Read full article here.
Bowling Green State University will be well represented at the 2016 New Music Gathering held at the Peabody Conservatory. The following list includes those from BGSU performing and lecturing during this highly acclaimed new music conference:
- Alumnus Ryan Muncy, part of panels: “Commissioning New Music”, and “New Music and Community Building”
- Faculty member Ryan Ebright, part of panel: “New Music(ology) Gathering: Scholarly Perspectives on American New Music Since 1960”
- Current DMA student Aaron Hynds: performance, 60 minute lecture/demo/question workshop
- Current DMA student Hillary LaBonte: panel, “The Church of New Music: Places of Worship and the New Music Community”
- Alumnae Viola Yip and Ellery Trafford: performance, “Instrumentalists Using the Voice”
BGSU students, faculty, and alumnae will participate in this interdisciplinary event taking place January 6-9, 2016.
From the mission statement of New Music Gathering:

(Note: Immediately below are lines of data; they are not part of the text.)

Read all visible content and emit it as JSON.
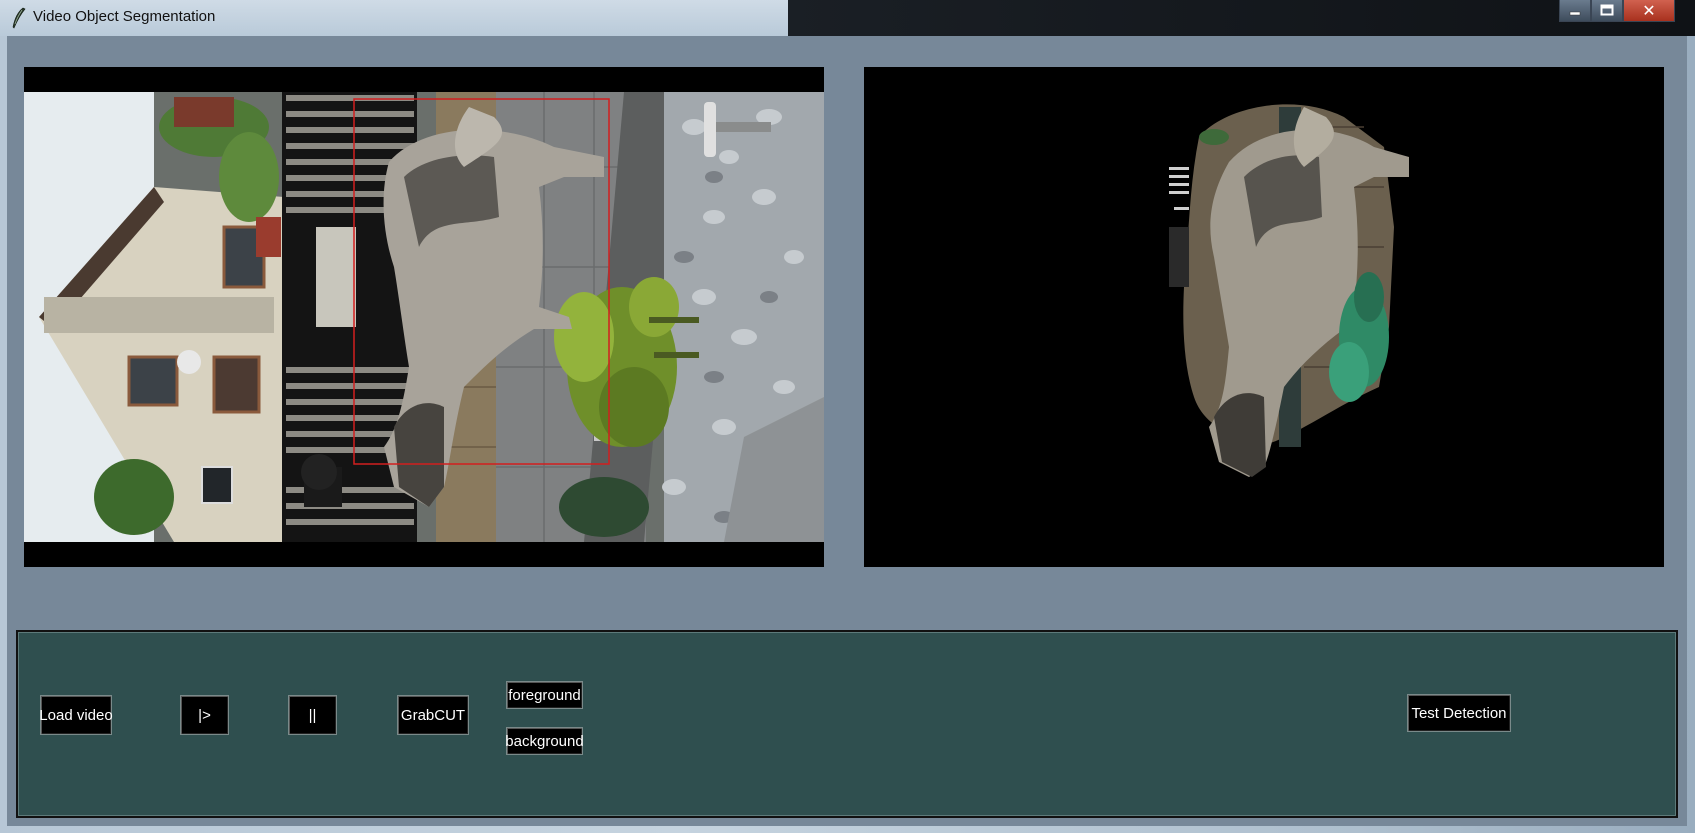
{
  "window": {
    "title": "Video Object Segmentation",
    "icon": "feather-icon",
    "controls": {
      "minimize_icon": "minimize-icon",
      "maximize_icon": "maximize-icon",
      "close_icon": "close-icon",
      "close_glyph": "✕"
    }
  },
  "panels": {
    "left": {
      "content": "video frame: dog standing on paved path beside fence, plant and gravel, red bounding box"
    },
    "right": {
      "content": "segmented result: dog and plant on black background"
    }
  },
  "controls": {
    "load_video": "Load video",
    "play": "|>",
    "pause": "||",
    "grabcut": "GrabCUT",
    "foreground": "foreground",
    "background": "background",
    "test_detection": "Test Detection"
  },
  "colors": {
    "client_background": "#778899",
    "control_frame": "#2f4f4f",
    "button_background": "#000000",
    "bbox_color": "#d21e1e"
  }
}
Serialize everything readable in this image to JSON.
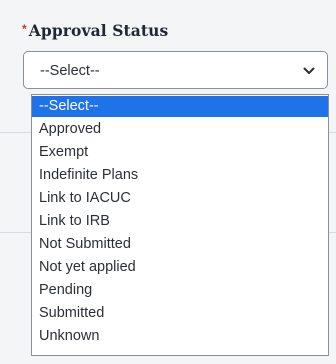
{
  "field": {
    "required_marker": "*",
    "label": "Approval Status",
    "selected_value": "--Select--"
  },
  "dropdown": {
    "options": [
      "--Select--",
      "Approved",
      "Exempt",
      "Indefinite Plans",
      "Link to IACUC",
      "Link to IRB",
      "Not Submitted",
      "Not yet applied",
      "Pending",
      "Submitted",
      "Unknown"
    ],
    "highlighted_index": 0
  },
  "icons": {
    "select_chevron": "chevron-down-icon"
  },
  "colors": {
    "required_marker": "#d0342c",
    "highlight": "#1e73e8",
    "label_text": "#1f2733"
  }
}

“Even in a culture that thrives on connectivity, the ancient idea of simply being in the same place at the same time to exchange ideas continues to be the most effective, and New Music Gathering fills that need.
Following the conference model, the event will be three days of performances, presentations, and discussions, but as it is to be run not by an organization but by four working musicians – Lainie Fefferman, Daniel Felsenfeld, Mary Kouyoumdjian, and Matt Marks – it should be a way to “skip the middleman” and focus on the needs and desires of the community directly.
As it is to be based in a different city annually, aside from bringing together those who write, perform and promote “contemporary classical” music to meet, talk, and develop collaborative relationships, the Gathering will also focus on the dedicated population in that specific region.”